There are ETFs available for a wide range of investment choices—from tracking domestic and international stock indexes, to market sectors and even commodity indexes. ETFs offer a way for you to invest broadly across an area of the market you’re interested in or care about through a single bundled investment. They also tend to be passively managed, rather than active, and generally have low fees.
Unlike other investment vehicles, ETFs do not require a large minimum investment. And because they’re traded on exchanges, like stocks, you can get started by purchasing just a single share if you want.
Low cost: Since ordinary brokerage commissions apply for each ETF buy and sell transaction, frequent trading activity may increase the cost of ETFs.
ETFs combine some of the key benefits of mutual funds (broad diversification and sector-specific strategies) with the flexible trading of stocks. They typically carry lower fees than mutual funds, as well as greater transparency.
ETFs offer greater trading flexibility and control compared to mutual funds (which are priced only once daily at market close). ETFs offer real-time pricing, their holdings are disclosed daily, and they can be traded anytime throughout the day—giving you far more control over buying and selling shares.
And perhaps most importantly, ETFs have simple, transparent pricing and expenses—no multiple share classes or fee structures.

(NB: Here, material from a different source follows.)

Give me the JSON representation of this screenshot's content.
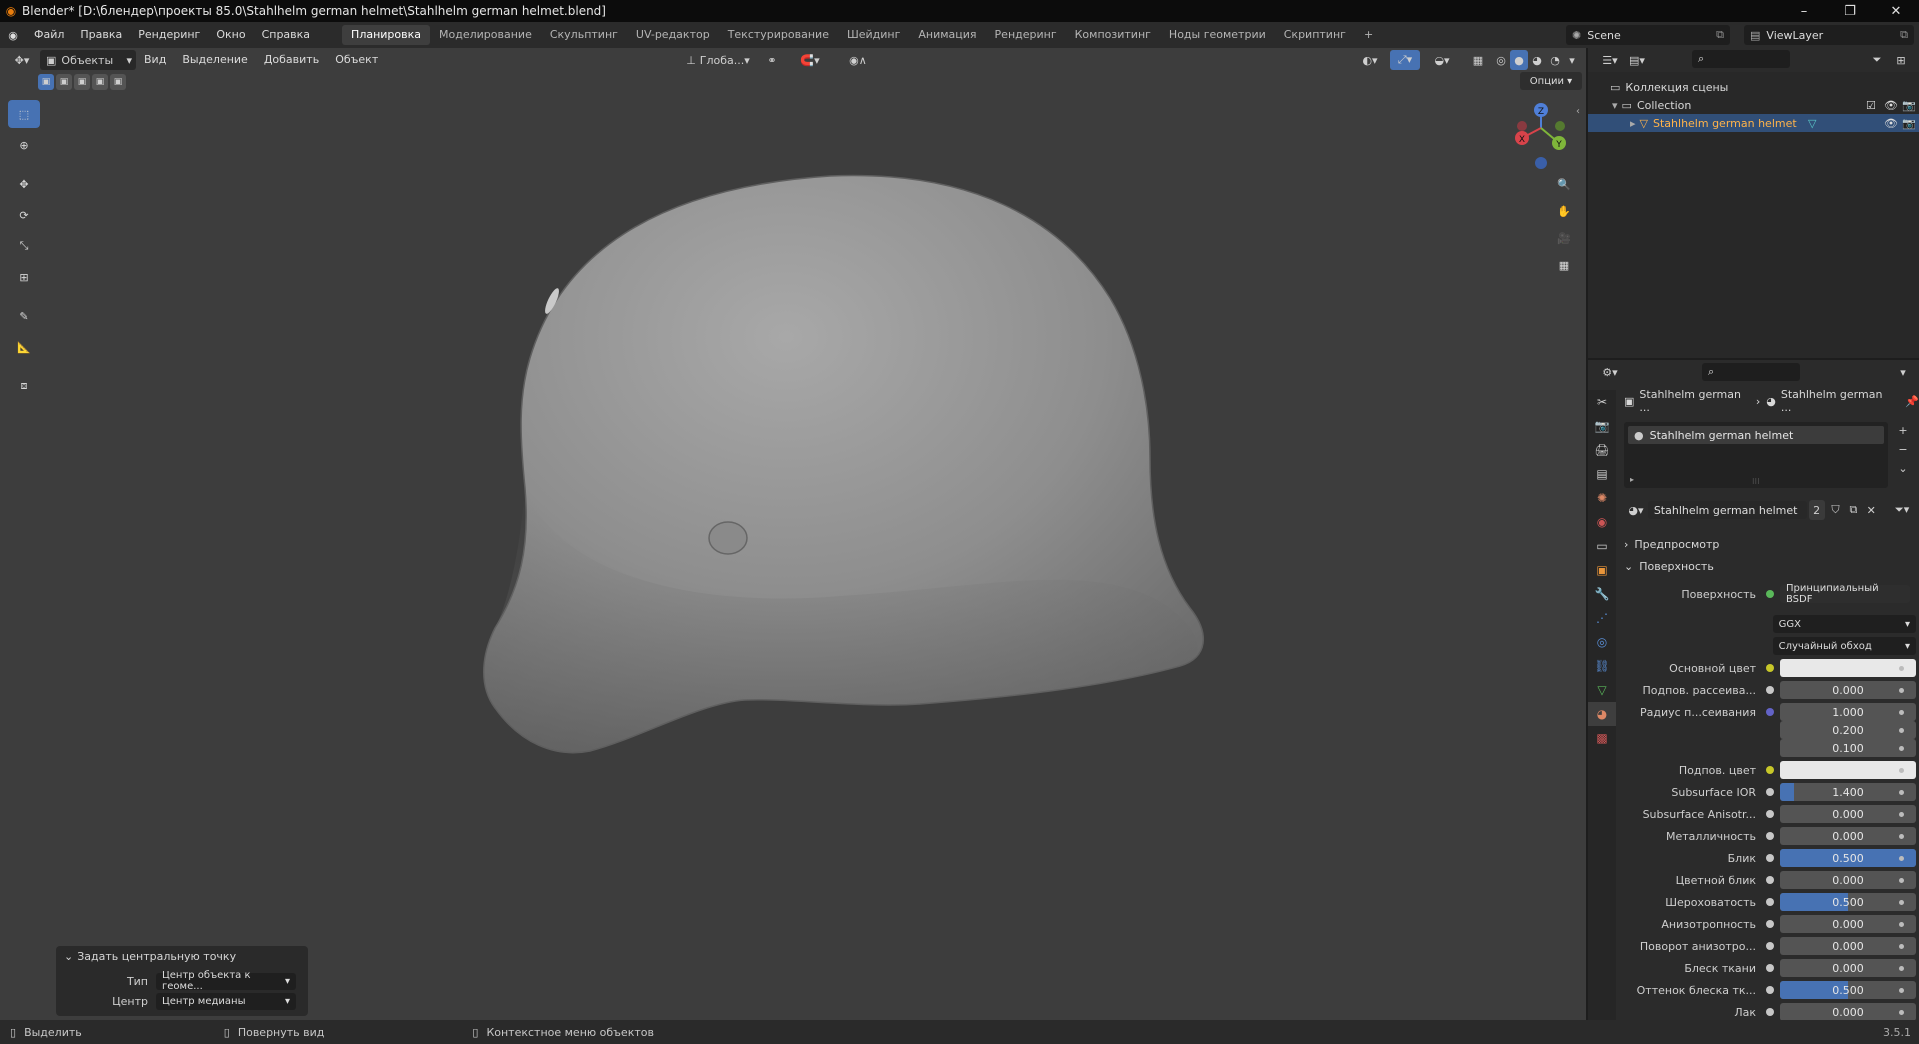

Investors should be aware of the material differences between mutual funds and ETFs. ETFs generally have lower expenses than actively managed mutual funds due to their different management styles. Most ETFs are passively managed and are structured to track an index, whereas many mutual funds are actively managed and thus have higher management fees. Unlike ETFs, actively managed mutual funds have the ability react to market changes and the potential to outperform a stated benchmark. Since ordinary brokerage commissions apply for each ETF buy and sell transaction, frequent trading activity may increase the cost of ETFs. ETFs can be traded throughout the day, whereas, mutual funds are traded only once a day. While extreme market conditions could result in illiquidity for ETFs. Typically they are still more liquid than most traditional mutual funds because they trade on exchanges. Investors should talk with their financial professional regarding their situation before investing.
Transparency: Most ETFs disclose their holdings daily.

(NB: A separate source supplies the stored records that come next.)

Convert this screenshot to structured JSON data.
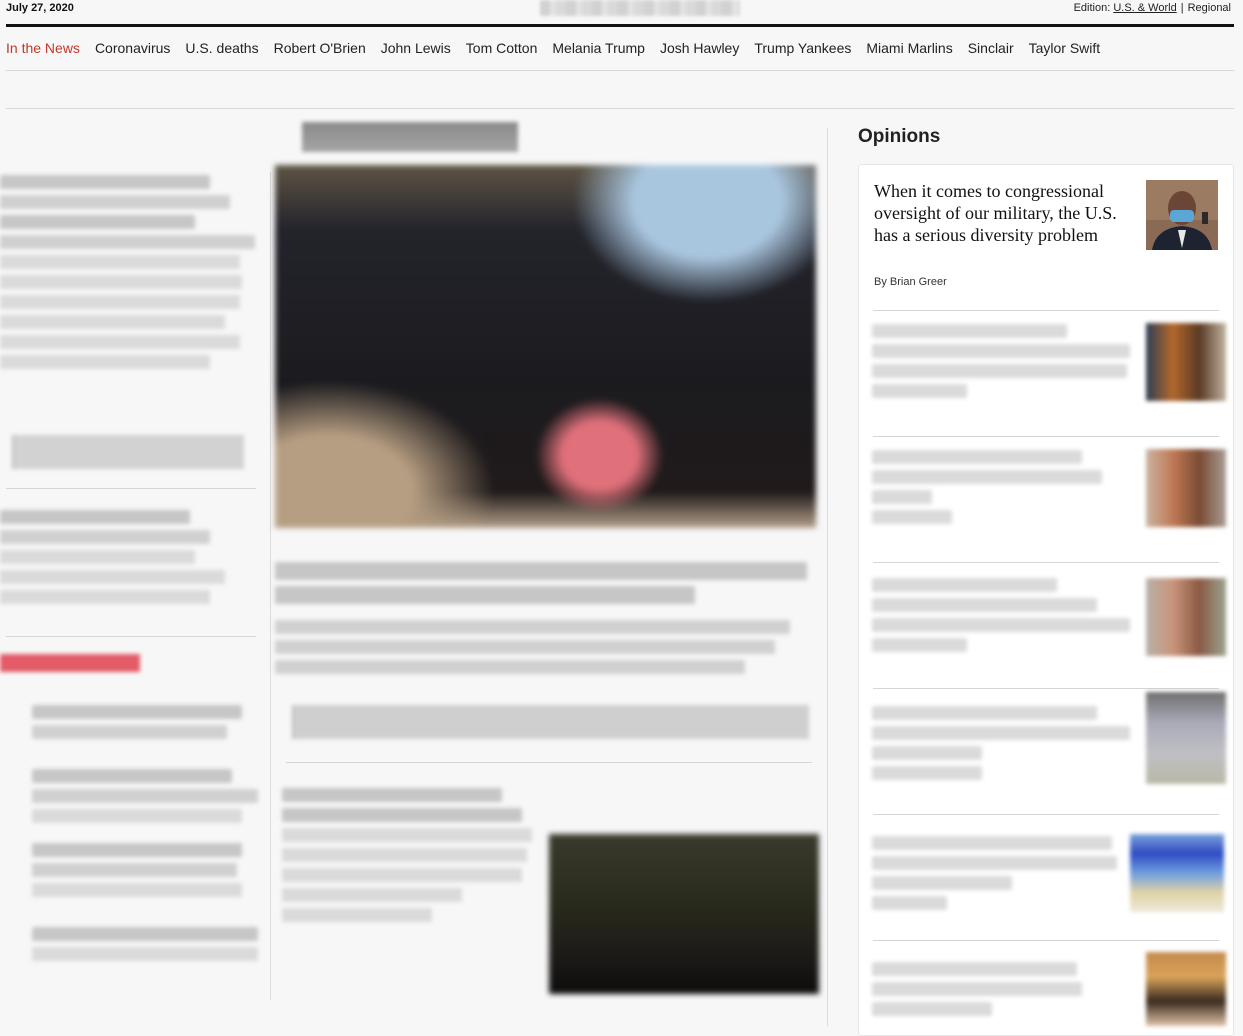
{
  "header": {
    "date": "July 27, 2020",
    "edition_label": "Edition:",
    "edition_us_world": "U.S. & World",
    "edition_separator": "|",
    "edition_regional": "Regional"
  },
  "nav": {
    "items": [
      {
        "label": "In the News",
        "active": true
      },
      {
        "label": "Coronavirus"
      },
      {
        "label": "U.S. deaths"
      },
      {
        "label": "Robert O'Brien"
      },
      {
        "label": "John Lewis"
      },
      {
        "label": "Tom Cotton"
      },
      {
        "label": "Melania Trump"
      },
      {
        "label": "Josh Hawley"
      },
      {
        "label": "Trump Yankees"
      },
      {
        "label": "Miami Marlins"
      },
      {
        "label": "Sinclair"
      },
      {
        "label": "Taylor Swift"
      }
    ]
  },
  "opinions": {
    "section_title": "Opinions",
    "featured": {
      "headline": "When it comes to congressional oversight of our military, the U.S. has a serious diversity problem",
      "byline": "By Brian Greer"
    }
  },
  "colors": {
    "accent": "#c0392b",
    "rule": "#111111"
  }
}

You can invest in ETFs through your trading platform of choice, or with your financial professional. If you need additional help investing in Invesco’s QQQ ETF, click here to find out more.
When buying or selling ETF shares, there are a few trading tips you may want to consider. If possible, avoid transactions at the open and close of the market—when prices tend to be more volatile. In a similar vein, try to pre-determine the price points at which you want to buy or sell shares, using limit orders rather than market orders. Also, investing in ETFs that have a significant enough daily trading volume may help to minimize the spread between ‘bid’ and ‘ask’ prices.
The Invesco QQQ ETF tracks the Nasdaq-100 Index--an index comprised of the 100 largest non-financial companies listed on the Nasdaq exchange (based on market cap). Not only does Invesco QQQ provide access to some of the most innovative companies all in one fund, it’s one of the oldest (established in 1999) and largest ETFs (with more than $196 billion in assets). And it’s rated the best-performing large-cap growth fund (1 of 348) based on total return over the past 15 years by Lipper, as of September 30, 2023.
Fund assets as of September 30, 2023.
Lipper fund percentile rankings are based on total returns, excluding sales charges and including fees and expenses, and are versus mutual funds, ETFs and funds of funds in the category tracked by Lipper. Source: The Lipper one-year rank 3% (17 of 671), five-year rank 1% (3 of 588), 10-year rank 1% (1 of 460), 15-year rank 1% (1 of 348) as of September 30, 2023.
ETFs or Index Funds
Because the distinctions between these two similar passive indexing approaches are subtle, choosing either an index fund or an ETF often comes down to a matter of personal preference, comfort, and availability.
The evolution of exchange traded funds
Learn about exchange traded funds and Invesco QQQ's longevity in the ETF industry.